The competition is stiff, but there may be no more abused word in political discourse than “populism.” (“pop·u·lism. A political philosophy supporting the rights and power of the people in their struggle against the privileged elite.”) It came in for a special flogging today, as pundits groped for ways to describe President Obama’s eloquent-but-mishmashy State of the Union address. Even The Hollywood Gossip was asking, “Will Populist Message Help Obama?” The answer is that it certainly could—if he had one. While Obama nodded toward populist themes last night—chiding the irresponsible financial sector, lashing out at the do-nothing Congress, pledging to make the wealthy pay their fair share of taxes—you’re hardly on Huey Long terrain when you frame a speech around the military virtues of everyone being in it together, or make a point of quoting Abraham Lincoln saying that “government should do for people only what they cannot do better by themselves, and no more.” Certainly, this re-election-year address was a far cry from the triangulation of Bill Clinton in 1996, when he famously declared, “The era of big government is over.” Obama’s defense of government’s role was occasionally strong and, after months of listening to the Republican presidential hopefuls bash the public sector, bracing. But unlike his rousing December speech in Osawatomie, Kansas,—the State of the Union blanketed its populist elements in feel-good centrism. Still, next to Mitch Daniels’ somnolent Republican response, it was downright fiery.

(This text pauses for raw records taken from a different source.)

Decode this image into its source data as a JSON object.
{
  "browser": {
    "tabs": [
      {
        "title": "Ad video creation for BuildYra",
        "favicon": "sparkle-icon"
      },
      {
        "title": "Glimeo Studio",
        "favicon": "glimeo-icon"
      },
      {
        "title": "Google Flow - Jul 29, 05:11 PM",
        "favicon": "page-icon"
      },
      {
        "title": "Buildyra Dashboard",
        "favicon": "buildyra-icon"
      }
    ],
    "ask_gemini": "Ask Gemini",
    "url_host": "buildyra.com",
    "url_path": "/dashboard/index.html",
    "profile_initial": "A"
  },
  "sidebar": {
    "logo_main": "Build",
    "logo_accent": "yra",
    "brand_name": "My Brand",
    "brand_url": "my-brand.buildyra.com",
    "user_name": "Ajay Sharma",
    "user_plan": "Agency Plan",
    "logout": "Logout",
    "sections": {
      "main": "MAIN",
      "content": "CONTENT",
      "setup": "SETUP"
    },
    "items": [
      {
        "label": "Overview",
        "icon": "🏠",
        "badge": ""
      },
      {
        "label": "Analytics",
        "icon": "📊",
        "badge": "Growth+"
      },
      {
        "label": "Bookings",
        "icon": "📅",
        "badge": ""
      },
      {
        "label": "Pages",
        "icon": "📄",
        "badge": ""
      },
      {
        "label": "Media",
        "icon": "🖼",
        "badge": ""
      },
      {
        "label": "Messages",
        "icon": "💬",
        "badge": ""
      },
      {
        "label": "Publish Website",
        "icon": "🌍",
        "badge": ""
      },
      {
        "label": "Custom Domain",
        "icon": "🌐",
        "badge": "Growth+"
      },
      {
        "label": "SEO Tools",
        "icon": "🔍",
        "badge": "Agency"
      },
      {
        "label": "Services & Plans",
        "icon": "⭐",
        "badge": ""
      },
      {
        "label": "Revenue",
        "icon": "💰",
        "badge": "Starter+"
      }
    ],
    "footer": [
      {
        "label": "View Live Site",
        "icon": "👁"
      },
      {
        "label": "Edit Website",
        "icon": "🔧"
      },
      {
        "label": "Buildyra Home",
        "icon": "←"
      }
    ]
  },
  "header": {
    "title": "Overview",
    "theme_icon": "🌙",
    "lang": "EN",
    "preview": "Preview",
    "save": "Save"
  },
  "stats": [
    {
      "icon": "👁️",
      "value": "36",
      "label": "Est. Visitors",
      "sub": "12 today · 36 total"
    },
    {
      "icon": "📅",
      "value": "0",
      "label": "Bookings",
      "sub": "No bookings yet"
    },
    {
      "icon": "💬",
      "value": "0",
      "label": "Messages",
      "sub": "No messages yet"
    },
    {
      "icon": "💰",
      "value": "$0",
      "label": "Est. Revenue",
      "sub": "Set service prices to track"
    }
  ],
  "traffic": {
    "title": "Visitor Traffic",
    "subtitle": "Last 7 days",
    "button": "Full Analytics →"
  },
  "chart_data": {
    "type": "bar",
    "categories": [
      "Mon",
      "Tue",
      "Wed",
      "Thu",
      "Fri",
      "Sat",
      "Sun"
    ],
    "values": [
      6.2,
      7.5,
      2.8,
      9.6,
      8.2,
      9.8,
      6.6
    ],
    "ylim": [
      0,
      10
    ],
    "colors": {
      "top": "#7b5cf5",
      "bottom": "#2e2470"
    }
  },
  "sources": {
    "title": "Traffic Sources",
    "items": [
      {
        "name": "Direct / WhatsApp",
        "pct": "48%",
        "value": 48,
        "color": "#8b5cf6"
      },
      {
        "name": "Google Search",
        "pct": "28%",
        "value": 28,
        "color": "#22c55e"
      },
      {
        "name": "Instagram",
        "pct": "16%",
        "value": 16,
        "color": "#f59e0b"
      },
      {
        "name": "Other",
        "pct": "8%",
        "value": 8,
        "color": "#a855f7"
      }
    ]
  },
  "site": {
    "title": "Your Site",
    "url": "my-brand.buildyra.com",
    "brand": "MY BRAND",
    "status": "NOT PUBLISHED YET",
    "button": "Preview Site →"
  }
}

So They Say
“@SpeakerBoehner Just read some of your tweets and you seem pretty angry kind sir. I can see you on tv but you're not smiling. Hope you're ok.”
—Patriots wide receiver Chad Ochocinco, tweeting during the State of the Union.
Daily Meme: The Reviews Are In!
- Jonathan Cohn: The State of the Union was more of the same, which is good.
- Erick Erickson: It was “all about letting you know that government is going to do everything for you and when it can’t keep its promises, it will take from the successful and give to you.”
- E.J. Dionne: It had “a black-and-white, 1940s movie feel.”
- Peter Beinert: “This was not the speech we’ve been waiting for.”
- Derek Thompson: It was like Occupy Wall Street: too small-bore for the crisis, too big for Congress.
- Steve Kornacki: It had “an unmistakably combative and populist tone.”
- Andrew Sullivan: “We voted for Obama; now we find we got another Clinton.”
What We're Writing
- Patrick Caldwell writes that a Marco Rubio endorsement could swing the Florida primary—but his ties to both Romney and Gingrich make it difficult.
- Harold Meyerson hears echoes of Jefferson, Hamilton, and Truman in Obama’s State of the Union.
What We're Reading
- Republicans dream of Mitch Daniels as an alternative to Newt and Mitt, but he has some baggage of his own.
- David Frum explains why GOP leaders distrust Gingrich.
- Influence-peddlers: Top Romney advisors were Freddie Mac lobbyists.
- Could Newt be Obama’s toughest opponent?
- Gingrich hits Romney on “self-deportation.”
- Elephants never forget: Elliott Abrams on Gingrich’s loud opposition to Reagan’s foreign policy.
- Which SOTU lines got the most applause? (Notice: not the spilled-milk joke).
Poll of the Day
Romney leads Gingrich among Florida Latinos, 35 to 21 percent.